A report from the organization NDEVR Environmental warns that Australia has broken its carbon emissions record for the third consecutive year and that following this pattern will not meet the goal of the Paris Agreement. This organization urges the Australian government to establish a national goal based on science, which agrees to maintain the increase of the planet below 2°C.
“Our current NDC is very weak and will be largely met without any action by the federal government as our older coal electricity sector retires and is replaced by renewables and gas.” Glen Klatovsky – 350 Australia
In other words, Australia will fail to do its part fulfilling the less ambitious goal of the Paris Agreement of not increasing the planet’s temperature over 2◦C. It is important to remember that the IPCC made it clear in its latest report that to achieve the goal of maintaining the increase in the temperature of the Earth by 1.5◦C, we must be more ambitious in terms of mitigation and transition to renewable energy resources for power generation.
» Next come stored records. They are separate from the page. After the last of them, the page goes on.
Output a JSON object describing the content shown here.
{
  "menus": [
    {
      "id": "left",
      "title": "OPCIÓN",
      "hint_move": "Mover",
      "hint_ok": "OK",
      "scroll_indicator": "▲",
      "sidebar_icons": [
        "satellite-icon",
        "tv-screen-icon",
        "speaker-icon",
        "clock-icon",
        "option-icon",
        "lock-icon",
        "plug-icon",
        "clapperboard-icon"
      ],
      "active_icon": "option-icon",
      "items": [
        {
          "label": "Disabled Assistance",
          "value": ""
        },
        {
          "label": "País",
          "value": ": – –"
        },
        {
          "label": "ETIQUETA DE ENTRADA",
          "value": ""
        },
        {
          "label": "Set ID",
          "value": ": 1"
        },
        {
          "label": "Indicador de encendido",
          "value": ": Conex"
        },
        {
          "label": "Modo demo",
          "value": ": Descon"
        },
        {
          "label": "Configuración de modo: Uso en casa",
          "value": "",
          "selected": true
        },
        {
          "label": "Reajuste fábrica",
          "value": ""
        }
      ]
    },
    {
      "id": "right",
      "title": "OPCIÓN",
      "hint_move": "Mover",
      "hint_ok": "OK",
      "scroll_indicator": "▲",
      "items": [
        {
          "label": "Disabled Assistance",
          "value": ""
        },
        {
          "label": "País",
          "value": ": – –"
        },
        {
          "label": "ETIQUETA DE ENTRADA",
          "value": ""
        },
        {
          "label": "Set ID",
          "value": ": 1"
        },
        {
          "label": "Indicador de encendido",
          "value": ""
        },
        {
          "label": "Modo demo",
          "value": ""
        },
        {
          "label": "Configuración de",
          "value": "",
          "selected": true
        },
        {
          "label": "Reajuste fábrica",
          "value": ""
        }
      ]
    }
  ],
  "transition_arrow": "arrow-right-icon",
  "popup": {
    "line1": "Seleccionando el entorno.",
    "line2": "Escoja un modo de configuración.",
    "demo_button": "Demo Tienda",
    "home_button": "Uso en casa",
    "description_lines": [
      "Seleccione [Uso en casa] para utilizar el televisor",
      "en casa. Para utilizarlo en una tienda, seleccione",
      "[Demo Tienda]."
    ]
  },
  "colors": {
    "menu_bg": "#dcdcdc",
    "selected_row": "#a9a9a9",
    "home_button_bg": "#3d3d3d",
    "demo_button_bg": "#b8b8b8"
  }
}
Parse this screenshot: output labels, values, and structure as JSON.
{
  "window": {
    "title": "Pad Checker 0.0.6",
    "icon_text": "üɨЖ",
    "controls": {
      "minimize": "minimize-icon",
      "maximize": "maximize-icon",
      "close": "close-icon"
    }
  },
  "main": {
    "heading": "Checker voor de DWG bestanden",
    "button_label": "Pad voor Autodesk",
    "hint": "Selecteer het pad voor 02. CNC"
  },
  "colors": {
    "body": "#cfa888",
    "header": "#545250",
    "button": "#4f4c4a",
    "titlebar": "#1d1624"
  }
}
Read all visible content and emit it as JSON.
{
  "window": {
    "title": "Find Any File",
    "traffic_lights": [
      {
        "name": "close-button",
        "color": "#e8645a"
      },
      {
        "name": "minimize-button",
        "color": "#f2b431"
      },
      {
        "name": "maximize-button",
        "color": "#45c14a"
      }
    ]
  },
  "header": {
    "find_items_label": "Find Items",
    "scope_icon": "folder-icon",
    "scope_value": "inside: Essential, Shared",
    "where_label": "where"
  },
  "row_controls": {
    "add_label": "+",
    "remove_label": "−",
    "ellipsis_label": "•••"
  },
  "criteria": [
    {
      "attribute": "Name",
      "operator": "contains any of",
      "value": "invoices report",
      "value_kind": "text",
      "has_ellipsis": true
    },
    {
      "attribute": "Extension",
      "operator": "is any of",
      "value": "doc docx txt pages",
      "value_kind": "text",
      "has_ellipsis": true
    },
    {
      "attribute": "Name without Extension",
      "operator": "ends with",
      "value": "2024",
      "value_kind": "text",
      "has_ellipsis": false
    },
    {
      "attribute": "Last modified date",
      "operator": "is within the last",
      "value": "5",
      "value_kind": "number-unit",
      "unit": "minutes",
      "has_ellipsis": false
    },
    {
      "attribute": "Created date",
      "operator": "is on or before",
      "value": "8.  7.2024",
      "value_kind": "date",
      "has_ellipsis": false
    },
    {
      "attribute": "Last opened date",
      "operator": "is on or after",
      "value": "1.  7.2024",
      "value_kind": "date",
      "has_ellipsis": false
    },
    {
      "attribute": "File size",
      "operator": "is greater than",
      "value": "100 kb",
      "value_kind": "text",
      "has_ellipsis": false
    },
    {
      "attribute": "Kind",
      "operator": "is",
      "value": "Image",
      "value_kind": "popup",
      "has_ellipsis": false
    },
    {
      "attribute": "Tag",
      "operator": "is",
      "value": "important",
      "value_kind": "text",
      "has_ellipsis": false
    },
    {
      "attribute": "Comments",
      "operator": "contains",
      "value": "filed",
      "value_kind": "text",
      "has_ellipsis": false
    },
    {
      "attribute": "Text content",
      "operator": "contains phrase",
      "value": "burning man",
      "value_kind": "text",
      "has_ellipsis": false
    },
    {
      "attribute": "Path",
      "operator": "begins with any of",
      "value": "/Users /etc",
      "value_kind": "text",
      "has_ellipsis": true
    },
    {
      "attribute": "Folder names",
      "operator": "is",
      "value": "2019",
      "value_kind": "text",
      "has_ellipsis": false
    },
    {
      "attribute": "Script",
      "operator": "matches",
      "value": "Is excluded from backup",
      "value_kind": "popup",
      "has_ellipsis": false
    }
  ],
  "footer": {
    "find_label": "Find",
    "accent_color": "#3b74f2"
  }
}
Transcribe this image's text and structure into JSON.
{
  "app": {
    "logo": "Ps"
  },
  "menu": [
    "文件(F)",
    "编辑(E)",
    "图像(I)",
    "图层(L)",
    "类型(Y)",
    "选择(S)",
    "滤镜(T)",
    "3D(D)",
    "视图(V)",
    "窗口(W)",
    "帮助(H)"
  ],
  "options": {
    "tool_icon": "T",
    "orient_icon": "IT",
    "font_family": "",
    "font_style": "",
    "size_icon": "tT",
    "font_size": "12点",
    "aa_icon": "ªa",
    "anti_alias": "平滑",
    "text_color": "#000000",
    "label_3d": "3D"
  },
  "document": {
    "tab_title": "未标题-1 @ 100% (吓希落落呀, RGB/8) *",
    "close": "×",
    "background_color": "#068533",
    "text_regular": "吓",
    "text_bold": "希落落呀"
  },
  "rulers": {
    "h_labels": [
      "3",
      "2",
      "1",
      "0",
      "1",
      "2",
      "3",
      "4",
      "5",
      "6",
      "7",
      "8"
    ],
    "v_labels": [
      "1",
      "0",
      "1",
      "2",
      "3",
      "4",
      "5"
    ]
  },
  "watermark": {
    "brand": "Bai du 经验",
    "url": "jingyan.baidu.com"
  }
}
Clearly, this does not fit with an energy agenda based on coal.
According to The Guardian, the Australian Prime Minister spoke about the goal of reducing emissions, stating:
“No, we won’t … we’re not held to any of them at all. Nor are we bound to go and tip money into that big climate fund. We’re not going to do that either. I’m not going to spend money on global climate conferences and all that nonsense.”
Australia has embraced fossil fuels in a more subtle manner than other countries, remaining in the Paris Agreement and seeking strategic relations with its neighbors in the Pacific, many of whom are particularly vulnerable to climate change. For Australia, this strategy can protect the comparative advantage that coal provides to the industry in the short term. However, even in the present, the adverse impacts generated by climate change are causing damage that may be irreversible as Christiana Figueres, former Secretary of the UNFCCC, made very clear:
— ABC News (@abcnews) 10 de octubre de 2018
This strategy is an impediment to progress for global climate action, with the final result depending on all countries contributing to the ambitious emission reductions and having a sincere policy towards achieving the goals of the Paris Agreement.